As the deadline approaches for the City Council and State Legislature to adopt Mayor Michael Bloomberg’s congestion pricing proposal to provide congestion relief and transit funding, it is vital that Queens residents understand what is at stake for them.
Congestion pricing will bring in $491 million a year to pay for long-term transit projects in New York City, and another $354.5 million in federal money for immediate transit improvements, such as 300 new buses, many of which would be used in Queens.
The congestion relief we need will be seen citywide, but particularly in Queens.

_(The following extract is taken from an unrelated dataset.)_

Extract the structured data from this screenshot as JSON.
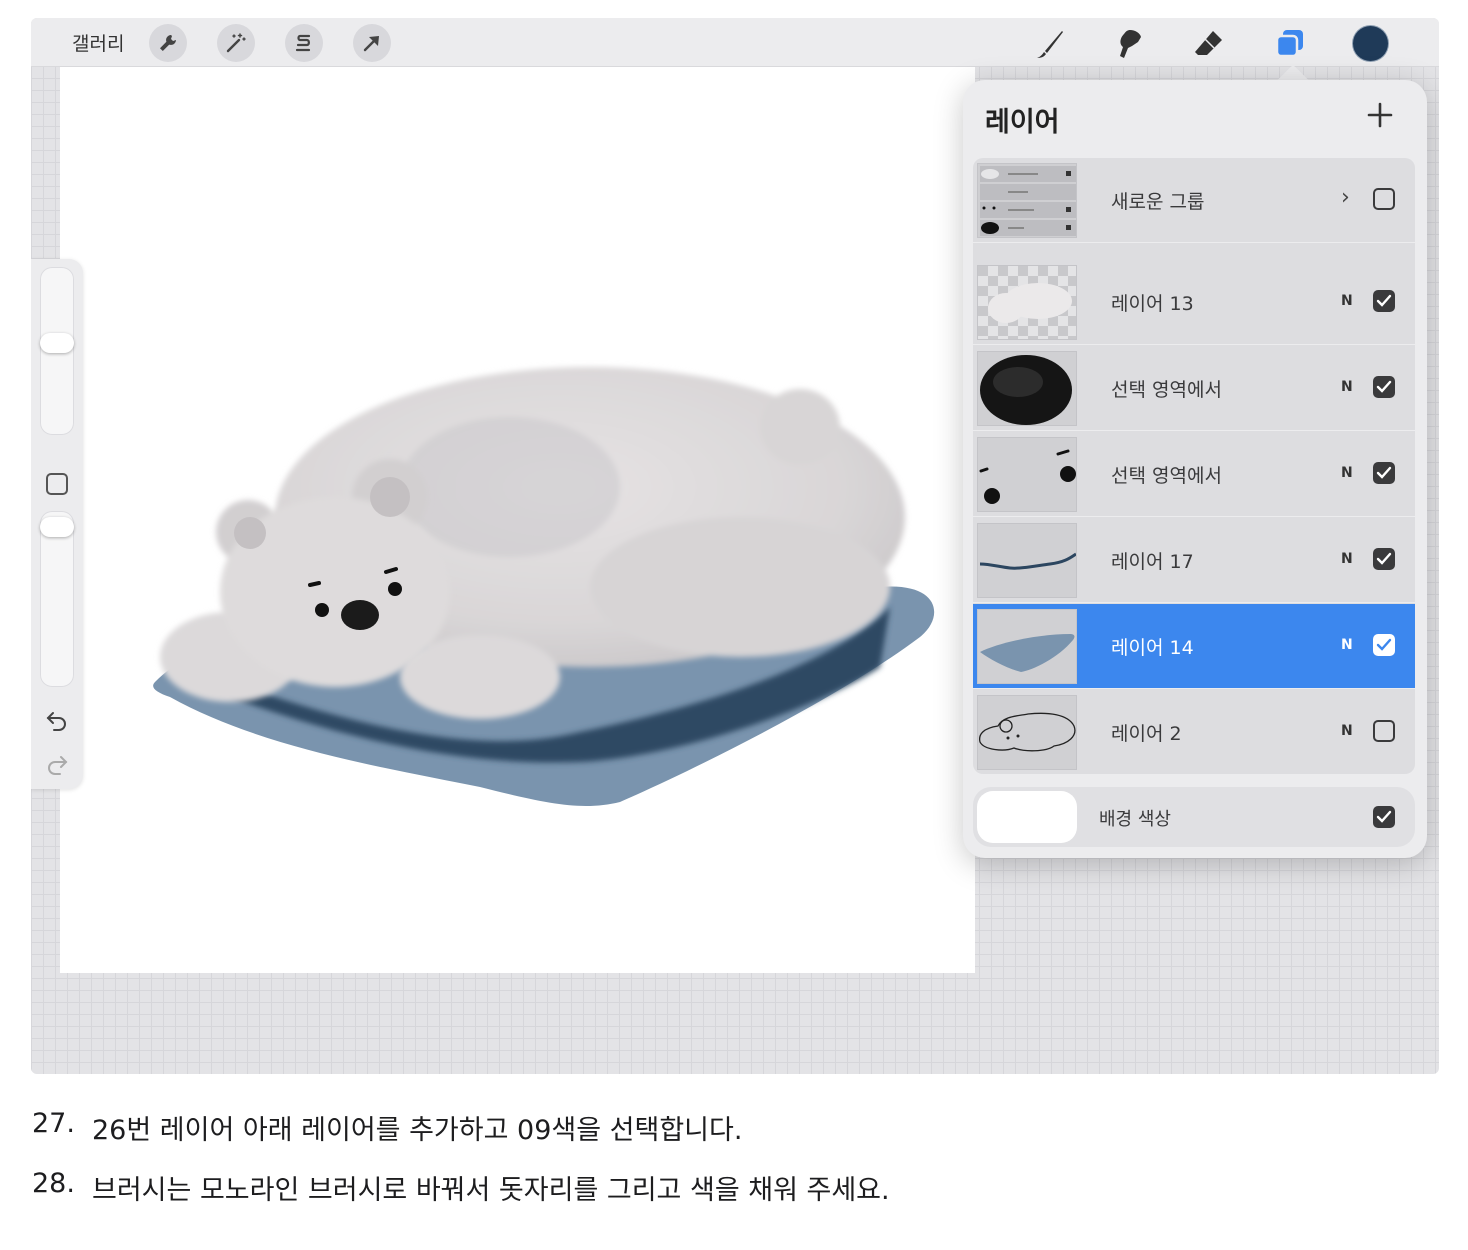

Western Queens alone stands to see some of the greatest reductions in traffic jams - by a whopping 38.6 percent. Much of this is caused by motorists saturating streets and highways, looking for a free way to cross to Manhattan. Overall, traffic jams across Queens would be reduced by six percent.

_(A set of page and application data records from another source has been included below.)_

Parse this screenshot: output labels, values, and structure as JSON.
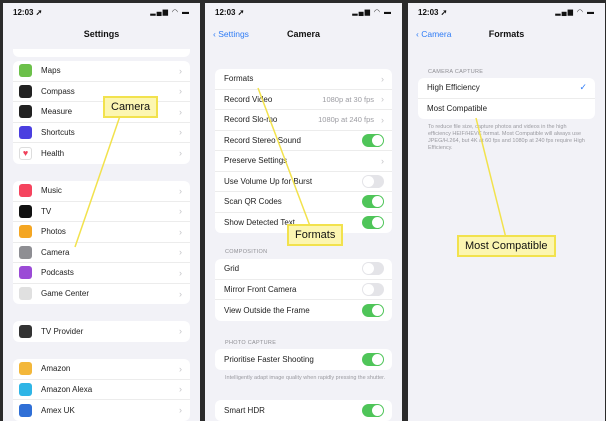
{
  "panels": {
    "settings": {
      "time": "12:03 ➚",
      "status_icons": "▂▄▆ ◠ ▬",
      "title": "Settings",
      "groups": [
        {
          "items": [
            {
              "label": "Maps",
              "color": "#6cc04a"
            },
            {
              "label": "Compass",
              "color": "#222222"
            },
            {
              "label": "Measure",
              "color": "#222222"
            },
            {
              "label": "Shortcuts",
              "color": "#4b3fe0"
            },
            {
              "label": "Health",
              "color": "#ffffff"
            }
          ]
        },
        {
          "items": [
            {
              "label": "Music",
              "color": "#f5445e"
            },
            {
              "label": "TV",
              "color": "#111111"
            },
            {
              "label": "Photos",
              "color": "#f4a623"
            },
            {
              "label": "Camera",
              "color": "#8e8e93"
            },
            {
              "label": "Podcasts",
              "color": "#9b4bd6"
            },
            {
              "label": "Game Center",
              "color": "#e0e0e0"
            }
          ]
        },
        {
          "items": [
            {
              "label": "TV Provider",
              "color": "#333333"
            }
          ]
        },
        {
          "items": [
            {
              "label": "Amazon",
              "color": "#f3b73a"
            },
            {
              "label": "Amazon Alexa",
              "color": "#2fb5e6"
            },
            {
              "label": "Amex UK",
              "color": "#2f6fd6"
            }
          ]
        }
      ]
    },
    "camera": {
      "time": "12:03 ➚",
      "status_icons": "▂▄▆ ◠ ▬",
      "back": "Settings",
      "title": "Camera",
      "group1": [
        {
          "label": "Formats",
          "type": "chevron"
        },
        {
          "label": "Record Video",
          "value": "1080p at 30 fps",
          "type": "chevron"
        },
        {
          "label": "Record Slo-mo",
          "value": "1080p at 240 fps",
          "type": "chevron"
        },
        {
          "label": "Record Stereo Sound",
          "type": "toggle",
          "on": true
        },
        {
          "label": "Preserve Settings",
          "type": "chevron"
        },
        {
          "label": "Use Volume Up for Burst",
          "type": "toggle",
          "on": false
        },
        {
          "label": "Scan QR Codes",
          "type": "toggle",
          "on": true
        },
        {
          "label": "Show Detected Text",
          "type": "toggle",
          "on": true
        }
      ],
      "composition_header": "Composition",
      "group2": [
        {
          "label": "Grid",
          "type": "toggle",
          "on": false
        },
        {
          "label": "Mirror Front Camera",
          "type": "toggle",
          "on": false
        },
        {
          "label": "View Outside the Frame",
          "type": "toggle",
          "on": true
        }
      ],
      "photo_capture_header": "Photo Capture",
      "group3": [
        {
          "label": "Prioritise Faster Shooting",
          "type": "toggle",
          "on": true
        }
      ],
      "photo_capture_note": "Intelligently adapt image quality when rapidly pressing the shutter.",
      "group4": [
        {
          "label": "Smart HDR",
          "type": "toggle",
          "on": true
        }
      ]
    },
    "formats": {
      "time": "12:03 ➚",
      "status_icons": "▂▄▆ ◠ ▬",
      "back": "Camera",
      "title": "Formats",
      "section_header": "Camera Capture",
      "options": [
        {
          "label": "High Efficiency",
          "selected": true
        },
        {
          "label": "Most Compatible",
          "selected": false
        }
      ],
      "note": "To reduce file size, capture photos and videos in the high efficiency HEIF/HEVC format. Most Compatible will always use JPEG/H.264, but 4K at 60 fps and 1080p at 240 fps require High Efficiency."
    }
  },
  "callouts": {
    "camera": "Camera",
    "formats": "Formats",
    "most_compatible": "Most Compatible"
  },
  "colors": {
    "accent": "#2f7cf6",
    "toggle_on": "#4fc559",
    "callout_bg": "#fcf6b1",
    "callout_border": "#f2e24d"
  }
}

Congestion pricing also means improved transit. Even before pricing takes effect, there would be four new express bus routes in Queens (three from Northeast Queens to Lower Manhattan and one from College Point to Manhattan), three new local routes (21st Street, Flushing and Metropolitan Avenue), and additional service on 13 existing express and local lines spread across the borough.
Queens transit commuters in the long-term will also benefit greatly from congestion pricing’s transit-dedicated revenues, which will be used for local upgrades. This funding is necessary as the MTA faces a $9 billion funding gap and plans hang in the balance to rehabilitate 13 Queens subway stations, update technology on the A, E, F, G, R and V lines to increase capacity, and for critical maintenance at Jamaica station.
Lower- and middle-class residents in Queens will benefit significantly. It is a fact that Queens commuters who rely entirely on mass transit live in households that make only about $36,000, or about 45 percent less than the $65,000 earned in households that own a car.
In addition, the overwhelming majority of Queens households uses mass transit or would not otherwise be subject to the congestion fee. Only 3.8 percent of Queens residents drive alone into Manhattan for work. The remaining 96.2 percent rely on transit, walking, bicycling, or carpooling to get work, or they drive to jobs outside of Manhattan.
In addition, we have set up a system to let communities set up residential parking permit programs in their neighborhoods, ensuring that local streets do not become parking lots for “park and ride” commuters looking to take a subway or other transit into town.
It is important you know that congestion pricing is a plan that would benefit Queens’ 2.4 million residents. Your elected leaders have a historic opportunity to help the city and the borough, so I encourage you to let them know that Queens needs the improvements that congestion pricing will deliver.
Janette Sadik-Khan is Commissioner if the New York City Department of Transportation